“Gardening is three-fourth’s imagination, after all…” Organized by the calendar year, with guidelines for musing and dreaming, then moving to particular plants and ending with specific tasks and activities, this is very personal journey through the year.
Taylor’s Guide to Gardening in the South
The famous Taylor series offers a general guide for southern gardeners. Contributors include Steve Bender, Sandra Landendorf, Felder Rushing and others.
Gardener’s Latin: A Lexicon by Bill Neal
The late Bill Neal’s useful book on gardeners’ second language.
Growing and Propagating Showy Native Woody Plants by R.E. Bir. Associated with NCSU
Bir has written a most useful book promoting the concept of “conservation through propagation.” This book gives you all the information you need to grow many of the lovely native plants. Includes color pictures of the fruit and flowers of these often overlooked native plants.
Landscape Plants for the Southeast by R. Gordon Halfacre and Anne R. Shawcroft
A classic book for all Carolina gardeners. A concise statement of culture and landscaping use is given for over 300 plants from ground covers to large trees. Each entry is given a page with a color photograph of the plant.
Southern Gardens, Southern Gardening by William L Hunt
Written by our local newspaper columnist–the grand, gardening gentleman of the Triangle–this book gives a view of gardening both local and international.
A Southern Garden by Elizabeth Lawrence
The 50th anniversary edition, is introduced by Edith Eddleman and has wonderful watercolors of Lawrence’s gardens and favorite plants. One of the most accomplished and respected garden writers of the English speaking world, all of Lawrence’s books are must reads. Especially recommended are The Little Bulbs: A Tale of Two Gardens and Through the Garden Gate. Edited by Bill Neal–A compilation of Lawrence’s gardening columns for the Charlotte Observer–365 L) and one of my favorites, Gardens in Winter.
Perennials: Towards Continuous Bloom Edited by Ann Lovejoy
Part of the “New Voices in American Garden Writing” series, this wonderfully inclusive book has chapters by the Triangle’s own Edith Eddleman, Stephanie Spencer, and Nancy Goodwin.
Successful Southern Gardening: A Practical Guide for Year-Round Beauty by Sandra F. Ladendorf
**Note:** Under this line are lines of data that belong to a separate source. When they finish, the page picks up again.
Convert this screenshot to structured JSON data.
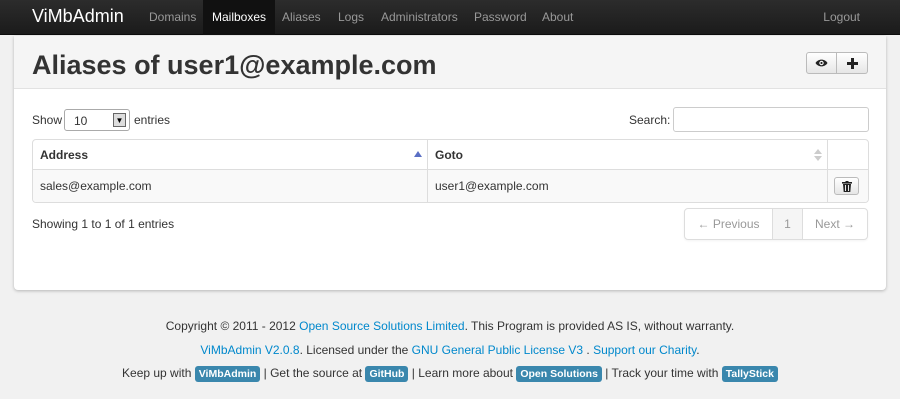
{
  "navbar": {
    "brand": "ViMbAdmin",
    "items": [
      {
        "label": "Domains"
      },
      {
        "label": "Mailboxes"
      },
      {
        "label": "Aliases"
      },
      {
        "label": "Logs"
      },
      {
        "label": "Administrators"
      },
      {
        "label": "Password"
      },
      {
        "label": "About"
      }
    ],
    "active": "Mailboxes",
    "logout": "Logout"
  },
  "page": {
    "title": "Aliases of user1@example.com",
    "actions": [
      {
        "icon": "eye-icon"
      },
      {
        "icon": "plus-icon"
      }
    ]
  },
  "table_controls": {
    "show_label": "Show",
    "page_length": "10",
    "entries_label": "entries",
    "search_label": "Search:",
    "search_value": ""
  },
  "table": {
    "columns": [
      {
        "label": "Address",
        "sort": "ascending"
      },
      {
        "label": "Goto",
        "sort": "none"
      },
      {
        "label": ""
      }
    ],
    "rows": [
      {
        "address": "sales@example.com",
        "goto": "user1@example.com",
        "action_icon": "trash-icon"
      }
    ]
  },
  "pagination": {
    "info": "Showing 1 to 1 of 1 entries",
    "previous": "← Previous",
    "current_page": "1",
    "next": "Next →"
  },
  "footer": {
    "line1_prefix": "Copyright © 2011 - 2012 ",
    "line1_link": "Open Source Solutions Limited",
    "line1_suffix": ". This Program is provided AS IS, without warranty.",
    "line2_link1": "ViMbAdmin V2.0.8",
    "line2_text1": ". Licensed under the ",
    "line2_link2": "GNU General Public License V3",
    "line2_text2": " . ",
    "line2_link3": "Support our Charity",
    "line2_text3": ".",
    "line3_text1": "Keep up with ",
    "line3_badge1": "ViMbAdmin",
    "line3_text2": " | Get the source at ",
    "line3_badge2": "GitHub",
    "line3_text3": " | Learn more about ",
    "line3_badge3": "Open Solutions",
    "line3_text4": " | Track your time with ",
    "line3_badge4": "TallyStick"
  },
  "colors": {
    "navbar_bg": "#1b1b1b",
    "link": "#0088cc",
    "badge": "#3a87ad",
    "page_bg": "#f1f1f1"
  }
}
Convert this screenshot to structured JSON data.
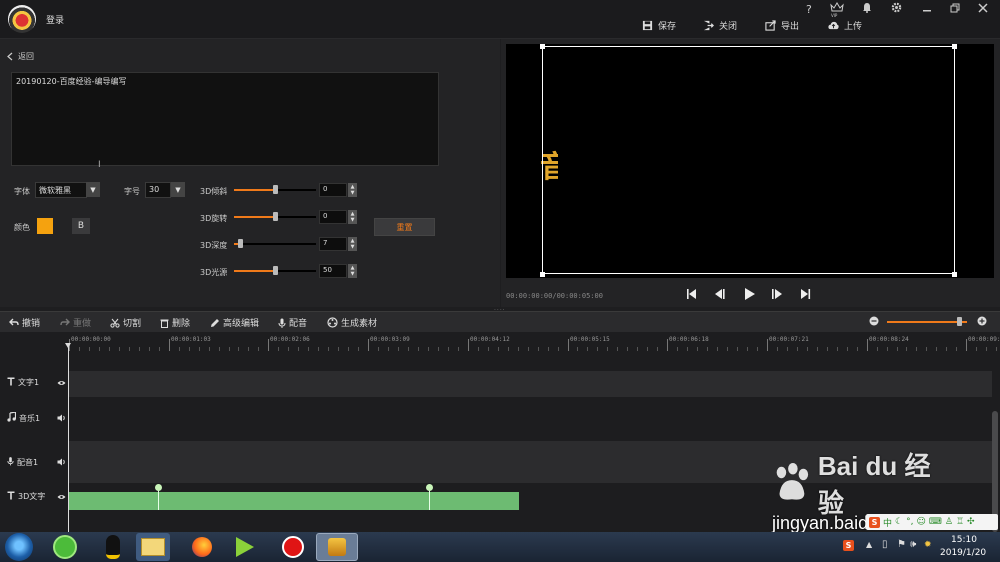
{
  "topbar": {
    "login_label": "登录",
    "save_label": "保存",
    "close_label": "关闭",
    "export_label": "导出",
    "upload_label": "上传",
    "help_icon": "?",
    "vip_label": "VIP"
  },
  "left": {
    "back_label": "返回",
    "text_value": "20190120-百度经验-编导编写",
    "font_label": "字体",
    "font_value": "微软雅黑",
    "size_label": "字号",
    "size_value": "30",
    "color_label": "颜色",
    "color_value": "#f5a20f",
    "bold_label": "B",
    "reset_label": "重置",
    "params": [
      {
        "label": "3D倾斜",
        "value": "0",
        "level": 0.5
      },
      {
        "label": "3D旋转",
        "value": "0",
        "level": 0.5
      },
      {
        "label": "3D深度",
        "value": "7",
        "level": 0.07
      },
      {
        "label": "3D光源",
        "value": "50",
        "level": 0.5
      }
    ]
  },
  "preview": {
    "timecode": "00:00:00:00/00:00:05:00",
    "preview_glyph": "音"
  },
  "toolbar": {
    "undo": "撤销",
    "redo": "重做",
    "cut": "切割",
    "delete": "删除",
    "advanced_edit": "高级编辑",
    "dub": "配音",
    "generate": "生成素材",
    "zoom_level": 0.9
  },
  "timeline": {
    "ticks": [
      "00:00:00:00",
      "00:00:01:03",
      "00:00:02:06",
      "00:00:03:09",
      "00:00:04:12",
      "00:00:05:15",
      "00:00:06:18",
      "00:00:07:21",
      "00:00:08:24",
      "00:00:09:"
    ],
    "tracks": [
      {
        "label": "文字1",
        "icon": "text-icon"
      },
      {
        "label": "音乐1",
        "icon": "music-icon"
      },
      {
        "label": "配音1",
        "icon": "mic-icon"
      },
      {
        "label": "3D文字",
        "icon": "text-icon"
      }
    ]
  },
  "taskbar": {
    "time": "15:10",
    "date": "2019/1/20",
    "ime_label": "中"
  },
  "watermark": {
    "brand": "Bai du 经验",
    "url": "jingyan.baidu.com"
  }
}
One of the best new guides for gardening in NC, this book includes how to make a rock garden as well as other useful tidbits. If you are new to the area, this is the one to read before you dig.
Growing and Propagating Wild Flowers by Harry R. Phillips
From the folks at the North Carolina Botanical Gardens, this book is the essential guide for growing your own wildflowers.
The Year in Trees: Superb Woody Plants for Four-Season Gardens by Kim Tripp and J.C. Raulston
This is the book for plant lovers in the Triangle. Each of the wonderful essays describe a plant that you can see growing at the NC State Arboretum and gives some idea how it will look in your garden. Tripp writes with great knowledge and love about “superb” but often little known plants.
Carolina Edens by Cindy Spicer and Al Spicer
This new book is an armchair tour of public and private gardens in the Carolinas. Includes descriptions, special features, and admission times and costs if any.